ASSIGNED TASK: Go through the data and copy every line exactly, but not the images.

ENTRIES PROVIDED:
--*--

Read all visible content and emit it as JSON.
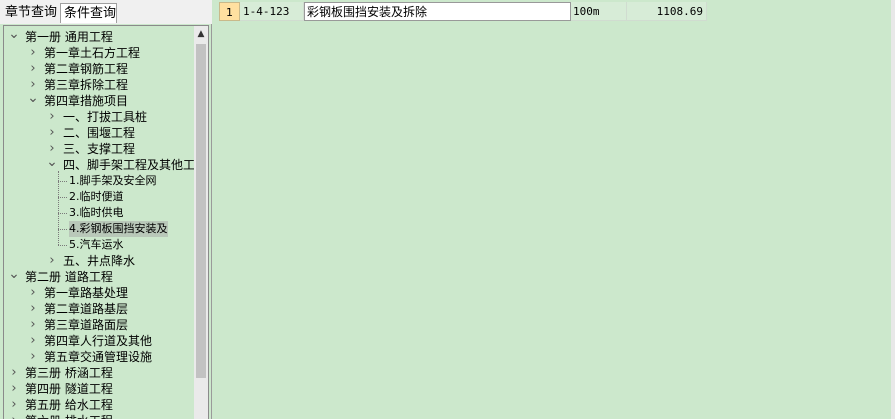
{
  "tabs": [
    "章节查询",
    "条件查询"
  ],
  "tree": [
    {
      "label": "第一册 通用工程",
      "expanded": true
    },
    {
      "label": "第一章土石方工程",
      "expanded": false
    },
    {
      "label": "第二章钢筋工程",
      "expanded": false
    },
    {
      "label": "第三章拆除工程",
      "expanded": false
    },
    {
      "label": "第四章措施项目",
      "expanded": true
    },
    {
      "label": "一、打拔工具桩",
      "expanded": false
    },
    {
      "label": "二、围堰工程",
      "expanded": false
    },
    {
      "label": "三、支撑工程",
      "expanded": false
    },
    {
      "label": "四、脚手架工程及其他工",
      "expanded": true
    },
    {
      "label": "1.脚手架及安全网"
    },
    {
      "label": "2.临时便道"
    },
    {
      "label": "3.临时供电"
    },
    {
      "label": "4.彩钢板围挡安装及",
      "selected": true
    },
    {
      "label": "5.汽车运水"
    },
    {
      "label": "五、井点降水",
      "expanded": false
    },
    {
      "label": "第二册 道路工程",
      "expanded": true
    },
    {
      "label": "第一章路基处理",
      "expanded": false
    },
    {
      "label": "第二章道路基层",
      "expanded": false
    },
    {
      "label": "第三章道路面层",
      "expanded": false
    },
    {
      "label": "第四章人行道及其他",
      "expanded": false
    },
    {
      "label": "第五章交通管理设施",
      "expanded": false
    },
    {
      "label": "第三册 桥涵工程",
      "expanded": false
    },
    {
      "label": "第四册 隧道工程",
      "expanded": false
    },
    {
      "label": "第五册 给水工程",
      "expanded": false
    },
    {
      "label": "第六册 排水工程",
      "expanded": false
    }
  ],
  "grid": {
    "rows": [
      {
        "index": "1",
        "code": "1-4-123",
        "name": "彩钢板围挡安装及拆除",
        "unit": "100m",
        "price": "1108.69"
      }
    ]
  },
  "icons": {
    "expanded": "chevron-down-icon",
    "collapsed": "chevron-right-icon",
    "scroll_up": "arrow-up-icon"
  }
}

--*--

RESPONSE AREA:
Read all visible content and emit it as JSON.
{
  "tabs": [
    "章节查询",
    "条件查询"
  ],
  "tree": [
    {
      "label": "第一册 通用工程",
      "expanded": true
    },
    {
      "label": "第一章土石方工程",
      "expanded": false
    },
    {
      "label": "第二章钢筋工程",
      "expanded": false
    },
    {
      "label": "第三章拆除工程",
      "expanded": false
    },
    {
      "label": "第四章措施项目",
      "expanded": true
    },
    {
      "label": "一、打拔工具桩",
      "expanded": false
    },
    {
      "label": "二、围堰工程",
      "expanded": false
    },
    {
      "label": "三、支撑工程",
      "expanded": false
    },
    {
      "label": "四、脚手架工程及其他工",
      "expanded": true
    },
    {
      "label": "1.脚手架及安全网"
    },
    {
      "label": "2.临时便道"
    },
    {
      "label": "3.临时供电"
    },
    {
      "label": "4.彩钢板围挡安装及",
      "selected": true
    },
    {
      "label": "5.汽车运水"
    },
    {
      "label": "五、井点降水",
      "expanded": false
    },
    {
      "label": "第二册 道路工程",
      "expanded": true
    },
    {
      "label": "第一章路基处理",
      "expanded": false
    },
    {
      "label": "第二章道路基层",
      "expanded": false
    },
    {
      "label": "第三章道路面层",
      "expanded": false
    },
    {
      "label": "第四章人行道及其他",
      "expanded": false
    },
    {
      "label": "第五章交通管理设施",
      "expanded": false
    },
    {
      "label": "第三册 桥涵工程",
      "expanded": false
    },
    {
      "label": "第四册 隧道工程",
      "expanded": false
    },
    {
      "label": "第五册 给水工程",
      "expanded": false
    },
    {
      "label": "第六册 排水工程",
      "expanded": false
    }
  ],
  "grid": {
    "rows": [
      {
        "index": "1",
        "code": "1-4-123",
        "name": "彩钢板围挡安装及拆除",
        "unit": "100m",
        "price": "1108.69"
      }
    ]
  },
  "icons": {
    "expanded": "chevron-down-icon",
    "collapsed": "chevron-right-icon",
    "scroll_up": "arrow-up-icon"
  }
}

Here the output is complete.